Justifying CEO Pay – Look, We Can Use it For Other Things Too!

Megan McArdle reviews a chapter in Tim Harford’s new book.

But Harford ably outlines an even more intriguing possibility: Michael Eisner might be worth $800 million even if he does nothing at all—indeed, perhaps he’d be worth even more if he did nothing but play video games all day.

That’s because many economists believe that CEO pay is structured as it is not to spur the CEO to ever greater heights of achievement, but rather pour encourager les autres. Michael Eisner might work just as hard for $1 million a year . . . but the gigantic payoff to becoming CEO spurs those beneath him to ever-greater heights of achievement. Basically, Michael Eisner has won the employment lottery. And because the prize is so big, all of his subordinates are dutifully beavering away, vying for a chance at the gravy train.

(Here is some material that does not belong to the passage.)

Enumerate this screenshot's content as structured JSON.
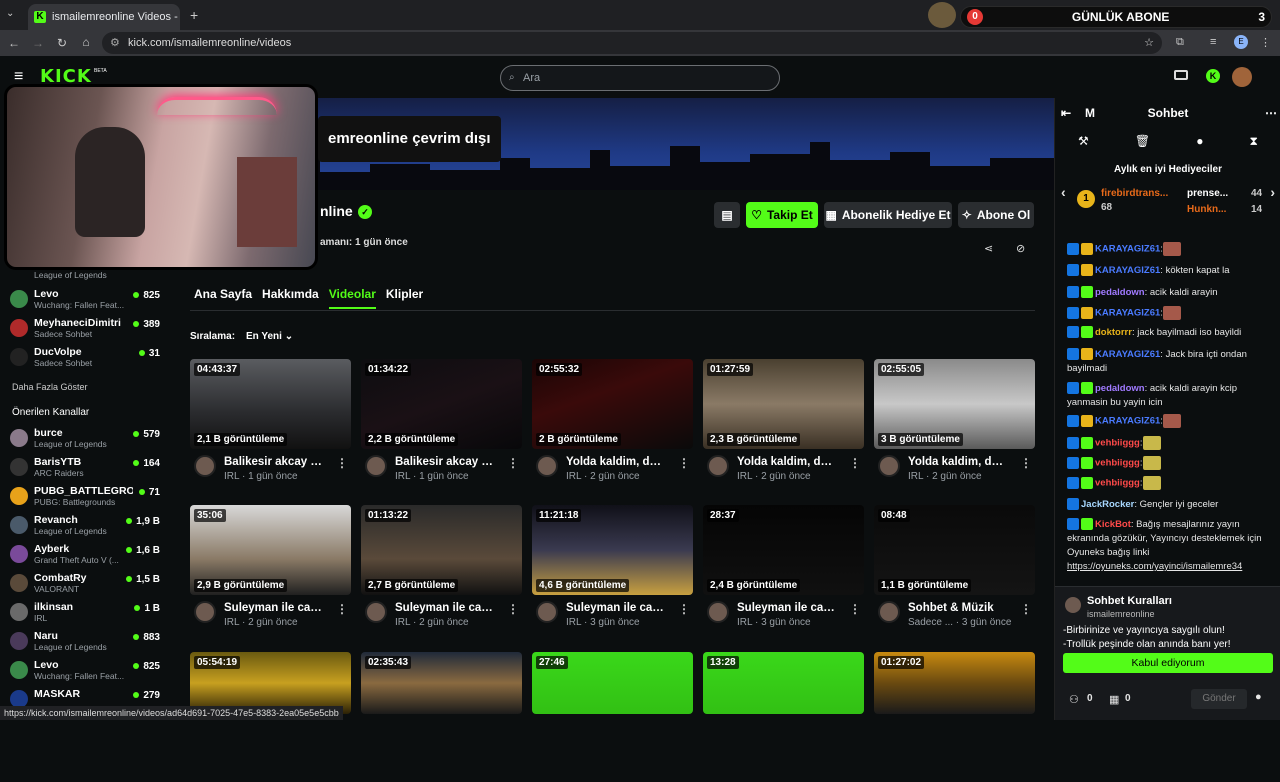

I worked in a Fortune 500 company for a while. The CEO was a young guy. By what must be one heck of a coincidence, the CEO was the son of the previous CEO, and the grandson of the CEO before that. Needless to say, the CEO’s family owned a big chunk of the company’s shares. Interestingly, the CEO didn’t have all that much experience in the industry – he had spent some years in an investment bank that happened to own the second largest block of shares of the company. And incidentally, the company’s business model for fifty years had been heavily geared toward picking up properties that came with big government subsidies attached.

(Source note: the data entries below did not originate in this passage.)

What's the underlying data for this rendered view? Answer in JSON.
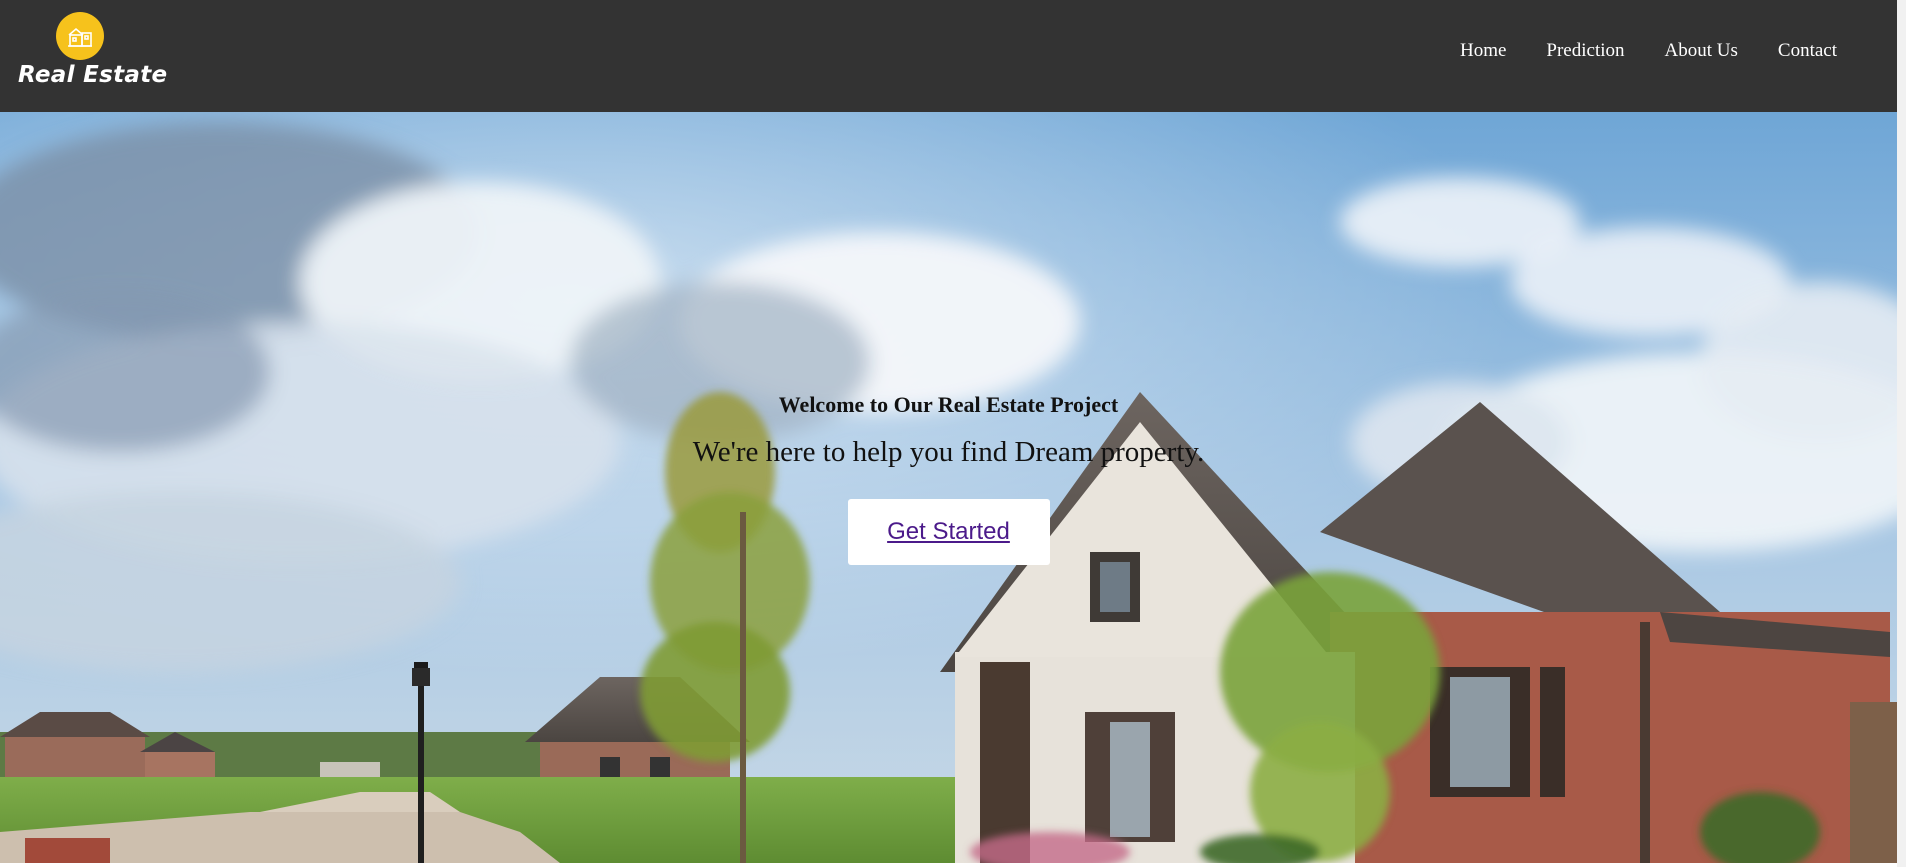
{
  "brand": {
    "name": "Real Estate",
    "logo_icon": "house-building-icon",
    "badge_color": "#f6c21c"
  },
  "nav": {
    "items": [
      {
        "label": "Home"
      },
      {
        "label": "Prediction"
      },
      {
        "label": "About Us"
      },
      {
        "label": "Contact"
      }
    ]
  },
  "hero": {
    "title": "Welcome to Our Real Estate Project",
    "subtitle": "We're here to help you find Dream property.",
    "cta_label": "Get Started",
    "background": "suburban-house-photo"
  },
  "colors": {
    "navbar_bg": "#333333",
    "cta_text": "#4b1a8a"
  }
}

Now, I don’t think anyone would conclude this is an unusual situation in corporate America. So its worth following through Harford’s thought process. (I assume McArdle got it right – it does sound like Harford.) How much encouragement would the more lineage-impaired employees have derived from the perks given to the CEO? My guess is that the average guy struggling to survive on a $40,000 a year income is as encouraged to work harder by Michael Eisner’s example as he is encouraged to inherit more by Paris Hilton.